COMT – catechol-O-methyltransferase

This is one of several enzymes that degrades catecholamines such as dopamine, epinephrine (adrenaline), and norepinephrine (noradrenaline).  As a result, a problem with this imbalance can cause a varying degree of irritability, agitation, anxiety and other symptoms associated with a high level of catecholamines. COMT polymorphisms can cause problems with RNA and protein synthesis, which is highly dependent upon proper nutrition and can be ruined by toxic metals.

Why is this all happening now? 

Slow, poor or “under” methylation is a multi-generational disease, so any gene mutations you have now are the combination of approximately 5 previous generations. It seems that we are breading the problem genetically, photo coping our bad copies of DNA one generation to the next. Stress uses up many methyl groups so if there are not enough and we have a mutation that stops us creating them we are in trouble. If the stress response is using up the methyl groups then this shortage will affect other systems like the brain, thyroid function, digestion, immunity and lead to fatigue to name a few. The spider’s web can be spun using the below modern day lifestyle factors:

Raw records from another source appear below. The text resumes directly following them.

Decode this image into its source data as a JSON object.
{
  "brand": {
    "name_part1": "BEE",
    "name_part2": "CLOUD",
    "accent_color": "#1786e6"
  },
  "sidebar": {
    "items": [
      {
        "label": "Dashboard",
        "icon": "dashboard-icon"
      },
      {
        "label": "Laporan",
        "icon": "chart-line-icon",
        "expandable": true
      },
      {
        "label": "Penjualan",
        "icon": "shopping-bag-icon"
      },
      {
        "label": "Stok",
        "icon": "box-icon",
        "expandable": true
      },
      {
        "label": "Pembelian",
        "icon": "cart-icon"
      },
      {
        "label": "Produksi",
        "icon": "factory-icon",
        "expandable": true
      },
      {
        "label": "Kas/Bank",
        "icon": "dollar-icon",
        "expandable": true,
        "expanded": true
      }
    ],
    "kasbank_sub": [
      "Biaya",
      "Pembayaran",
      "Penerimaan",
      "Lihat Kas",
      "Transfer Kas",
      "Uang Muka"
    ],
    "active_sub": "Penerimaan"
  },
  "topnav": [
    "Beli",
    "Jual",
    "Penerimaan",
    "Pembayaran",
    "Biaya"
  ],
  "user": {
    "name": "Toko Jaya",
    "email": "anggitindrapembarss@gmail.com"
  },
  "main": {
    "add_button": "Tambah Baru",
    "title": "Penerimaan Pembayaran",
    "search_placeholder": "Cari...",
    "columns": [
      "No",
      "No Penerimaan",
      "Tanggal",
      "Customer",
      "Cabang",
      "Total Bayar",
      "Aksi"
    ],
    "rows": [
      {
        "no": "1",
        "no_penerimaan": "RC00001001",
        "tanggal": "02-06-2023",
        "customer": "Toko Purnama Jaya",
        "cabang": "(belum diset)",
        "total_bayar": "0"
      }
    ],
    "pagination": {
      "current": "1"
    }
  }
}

  1. Physical stress : under-exercising or over-exercising
  2. Chemical stress : synthetically manufactured drugs, cleaning products, agricultural chemicals, heavy metals, plastics, air pollution, water pollution, nuclear technology. For example, mercury binds to the amino acid methionine and interferes with methylation. BPA found in plastic water bottles can disrupt the methylation process, triggering DNA changes. The carbon monoxide from cigarette smoke inactivates vitamin B6.
  3. Electromagnetic stress : computers, smart phones, tablets, television, microwaves
  4. Psychological / Mental stress : negative thoughts, anxiety, depression, aggression, over-analysing, time-restraints, negative relationships, unsatisfying job, stressful life experiences, poor quality of life.
  5. Nutritional stress : eating too much or too little, eating incorrectly for your biochemistry, fertilisers, pesticides, herbicides, fungicides, genetic modifications, colourings, preservatives, emulsifiers, thickeners, hormones, anti-biotics.
  6. Thermal stress : heat or cold stress

The mirror image copy of the DNA the RNA mold, fro there another mirror image copy of that blueprint is made which becomes the desired protein or enzyme.  Our bodies go through this copying procedure thousands of times every second in order to make all of our enzymes and proteins. The likely cause of MTHFR defects and copying errors is zinc deficiency and/or toxic metal poisoning, especially with mercury and copper.  These are so common today they are almost universal. The time we live in is nothing at all like the environment our ancestors evolved to live in. Perhaps the reality of migration lead to a situation where a group of individuals who thrived for countless generations in one area (such as the tropics) are much less adapted to the next area they move to (such as a cold area). Also, perhaps due to our sexual reproduction, each individuals genetic makeup have never been tested before. It is all speculative! Feel free to head over to Your Opinions page to correct what I have written here or add to the list. 

I believe poor methylation is a symptom of something else, likely the gut, rather than being a genetic problem. Genetic testing can reveal many possible diseases and dysfunctions yet we may not actually express them if we follow a healthy, low-stress lifestyle. So perhaps addressing the cause (which may be the digestive system) and supplementing for the symptoms while the gut heals may be the best way to view Undermethylation.

Go to Testing for Undermethylation